→ Your objective
Take from the material every line containing the string "roles" and copy it.

··· Material to process ···

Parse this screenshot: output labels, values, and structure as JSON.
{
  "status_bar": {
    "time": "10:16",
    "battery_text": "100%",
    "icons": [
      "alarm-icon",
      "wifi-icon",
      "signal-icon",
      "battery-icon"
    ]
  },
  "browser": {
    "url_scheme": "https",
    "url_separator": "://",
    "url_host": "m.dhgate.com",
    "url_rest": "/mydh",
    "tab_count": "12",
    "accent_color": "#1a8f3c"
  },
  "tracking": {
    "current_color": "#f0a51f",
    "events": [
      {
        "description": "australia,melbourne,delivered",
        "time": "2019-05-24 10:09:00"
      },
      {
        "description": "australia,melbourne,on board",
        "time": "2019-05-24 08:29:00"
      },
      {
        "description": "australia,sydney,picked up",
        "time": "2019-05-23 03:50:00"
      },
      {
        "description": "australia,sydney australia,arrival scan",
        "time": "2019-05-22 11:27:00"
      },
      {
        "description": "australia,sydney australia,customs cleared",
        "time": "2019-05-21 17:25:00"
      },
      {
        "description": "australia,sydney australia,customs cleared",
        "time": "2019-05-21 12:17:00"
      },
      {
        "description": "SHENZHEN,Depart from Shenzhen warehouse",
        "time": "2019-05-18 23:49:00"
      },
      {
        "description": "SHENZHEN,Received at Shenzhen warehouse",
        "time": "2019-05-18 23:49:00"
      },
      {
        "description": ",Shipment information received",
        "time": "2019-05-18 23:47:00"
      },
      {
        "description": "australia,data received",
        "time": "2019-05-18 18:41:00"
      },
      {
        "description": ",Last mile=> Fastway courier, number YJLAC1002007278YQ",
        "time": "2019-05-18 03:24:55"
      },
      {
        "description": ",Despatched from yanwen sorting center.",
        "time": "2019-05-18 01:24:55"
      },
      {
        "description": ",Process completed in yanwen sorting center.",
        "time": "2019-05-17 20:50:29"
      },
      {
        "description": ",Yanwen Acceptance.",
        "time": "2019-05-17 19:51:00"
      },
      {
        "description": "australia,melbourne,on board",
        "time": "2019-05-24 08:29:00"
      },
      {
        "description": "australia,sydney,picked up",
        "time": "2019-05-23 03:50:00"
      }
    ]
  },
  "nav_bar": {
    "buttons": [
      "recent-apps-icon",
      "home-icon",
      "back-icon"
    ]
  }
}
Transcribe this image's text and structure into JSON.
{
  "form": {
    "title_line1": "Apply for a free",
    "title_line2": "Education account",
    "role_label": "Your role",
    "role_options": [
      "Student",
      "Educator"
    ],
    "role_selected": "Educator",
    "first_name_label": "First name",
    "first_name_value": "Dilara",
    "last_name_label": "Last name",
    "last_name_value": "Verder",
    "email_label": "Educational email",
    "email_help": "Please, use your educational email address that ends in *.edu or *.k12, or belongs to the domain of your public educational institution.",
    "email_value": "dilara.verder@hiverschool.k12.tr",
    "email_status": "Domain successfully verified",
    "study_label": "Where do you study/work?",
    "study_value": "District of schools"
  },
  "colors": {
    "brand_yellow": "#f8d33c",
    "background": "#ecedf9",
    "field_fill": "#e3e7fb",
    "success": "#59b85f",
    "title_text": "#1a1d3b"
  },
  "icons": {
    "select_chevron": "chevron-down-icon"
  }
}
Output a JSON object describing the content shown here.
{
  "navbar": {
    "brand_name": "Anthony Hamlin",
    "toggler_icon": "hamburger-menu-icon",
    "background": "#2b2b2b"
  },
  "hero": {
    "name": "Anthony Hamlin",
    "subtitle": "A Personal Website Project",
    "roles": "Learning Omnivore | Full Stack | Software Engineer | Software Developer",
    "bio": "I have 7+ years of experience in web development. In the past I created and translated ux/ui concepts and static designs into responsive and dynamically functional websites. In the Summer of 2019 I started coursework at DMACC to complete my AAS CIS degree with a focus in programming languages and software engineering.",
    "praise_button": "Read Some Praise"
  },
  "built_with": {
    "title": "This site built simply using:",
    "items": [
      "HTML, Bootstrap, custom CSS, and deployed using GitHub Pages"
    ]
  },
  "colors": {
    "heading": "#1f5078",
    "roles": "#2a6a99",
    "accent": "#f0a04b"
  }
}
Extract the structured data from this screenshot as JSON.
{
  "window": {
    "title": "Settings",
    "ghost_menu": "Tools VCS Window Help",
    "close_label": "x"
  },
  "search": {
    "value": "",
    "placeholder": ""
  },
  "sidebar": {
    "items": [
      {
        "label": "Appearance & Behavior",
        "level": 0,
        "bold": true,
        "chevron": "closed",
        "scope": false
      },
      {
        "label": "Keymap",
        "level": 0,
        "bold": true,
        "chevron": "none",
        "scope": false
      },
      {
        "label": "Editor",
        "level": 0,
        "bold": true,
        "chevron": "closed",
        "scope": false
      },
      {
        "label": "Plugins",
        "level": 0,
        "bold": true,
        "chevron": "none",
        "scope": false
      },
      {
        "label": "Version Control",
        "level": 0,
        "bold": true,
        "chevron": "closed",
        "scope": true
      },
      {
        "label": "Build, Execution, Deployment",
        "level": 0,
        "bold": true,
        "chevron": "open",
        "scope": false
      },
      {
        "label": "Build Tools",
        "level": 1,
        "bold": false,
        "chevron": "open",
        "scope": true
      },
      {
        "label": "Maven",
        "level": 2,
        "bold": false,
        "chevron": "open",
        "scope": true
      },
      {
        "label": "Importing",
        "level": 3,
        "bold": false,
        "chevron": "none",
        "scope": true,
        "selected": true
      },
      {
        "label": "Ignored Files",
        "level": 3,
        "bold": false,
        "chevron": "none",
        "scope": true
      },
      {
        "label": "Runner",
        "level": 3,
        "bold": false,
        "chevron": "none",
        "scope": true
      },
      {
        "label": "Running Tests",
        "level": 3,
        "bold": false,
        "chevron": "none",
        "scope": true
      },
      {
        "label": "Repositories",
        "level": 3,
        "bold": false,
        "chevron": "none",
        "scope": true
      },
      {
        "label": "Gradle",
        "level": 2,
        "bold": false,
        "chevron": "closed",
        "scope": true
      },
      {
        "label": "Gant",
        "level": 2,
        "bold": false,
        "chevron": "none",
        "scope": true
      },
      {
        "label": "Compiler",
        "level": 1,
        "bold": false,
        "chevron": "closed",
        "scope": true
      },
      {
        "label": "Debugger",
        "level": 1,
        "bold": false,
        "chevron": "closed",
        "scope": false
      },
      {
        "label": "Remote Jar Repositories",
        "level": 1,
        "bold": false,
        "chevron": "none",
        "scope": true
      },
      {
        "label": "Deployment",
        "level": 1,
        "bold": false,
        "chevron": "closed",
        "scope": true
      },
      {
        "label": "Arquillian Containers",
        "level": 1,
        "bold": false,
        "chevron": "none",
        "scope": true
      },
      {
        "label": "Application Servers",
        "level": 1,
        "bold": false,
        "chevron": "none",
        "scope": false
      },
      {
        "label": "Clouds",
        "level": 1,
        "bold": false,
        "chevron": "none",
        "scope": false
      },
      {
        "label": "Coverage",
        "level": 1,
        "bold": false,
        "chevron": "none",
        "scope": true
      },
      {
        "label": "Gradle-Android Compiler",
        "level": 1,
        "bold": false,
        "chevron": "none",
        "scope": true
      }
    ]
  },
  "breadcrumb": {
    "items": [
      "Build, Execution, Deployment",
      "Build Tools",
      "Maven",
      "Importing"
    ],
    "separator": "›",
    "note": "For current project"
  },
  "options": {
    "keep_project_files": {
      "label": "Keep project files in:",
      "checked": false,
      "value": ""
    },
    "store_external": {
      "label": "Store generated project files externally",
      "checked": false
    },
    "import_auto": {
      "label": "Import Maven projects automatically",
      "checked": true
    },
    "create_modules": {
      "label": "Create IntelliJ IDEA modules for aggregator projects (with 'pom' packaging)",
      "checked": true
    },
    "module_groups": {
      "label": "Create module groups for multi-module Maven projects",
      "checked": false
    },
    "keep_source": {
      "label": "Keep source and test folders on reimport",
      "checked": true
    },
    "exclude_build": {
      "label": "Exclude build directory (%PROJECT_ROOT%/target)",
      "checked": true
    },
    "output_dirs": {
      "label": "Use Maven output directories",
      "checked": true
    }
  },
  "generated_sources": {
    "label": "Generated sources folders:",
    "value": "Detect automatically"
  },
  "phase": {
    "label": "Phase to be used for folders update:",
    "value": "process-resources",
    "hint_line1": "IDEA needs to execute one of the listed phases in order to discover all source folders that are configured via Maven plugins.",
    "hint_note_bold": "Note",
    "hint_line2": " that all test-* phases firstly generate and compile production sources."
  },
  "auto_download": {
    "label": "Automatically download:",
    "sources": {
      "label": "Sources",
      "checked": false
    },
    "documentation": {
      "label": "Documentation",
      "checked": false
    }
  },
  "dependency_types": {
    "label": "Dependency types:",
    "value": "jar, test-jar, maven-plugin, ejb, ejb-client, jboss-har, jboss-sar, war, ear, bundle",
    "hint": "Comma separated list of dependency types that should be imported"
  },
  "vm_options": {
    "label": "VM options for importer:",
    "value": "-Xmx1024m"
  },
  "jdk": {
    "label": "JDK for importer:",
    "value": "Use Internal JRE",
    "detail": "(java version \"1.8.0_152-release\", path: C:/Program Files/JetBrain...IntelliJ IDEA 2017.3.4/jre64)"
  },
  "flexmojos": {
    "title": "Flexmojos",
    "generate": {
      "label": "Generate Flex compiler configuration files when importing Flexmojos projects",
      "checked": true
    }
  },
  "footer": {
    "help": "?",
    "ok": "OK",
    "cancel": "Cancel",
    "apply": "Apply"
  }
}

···

→ Answer box
    "roles": "Learning Omnivore | Full Stack | Software Engineer | Software Developer",
    "roles": "#2a6a99",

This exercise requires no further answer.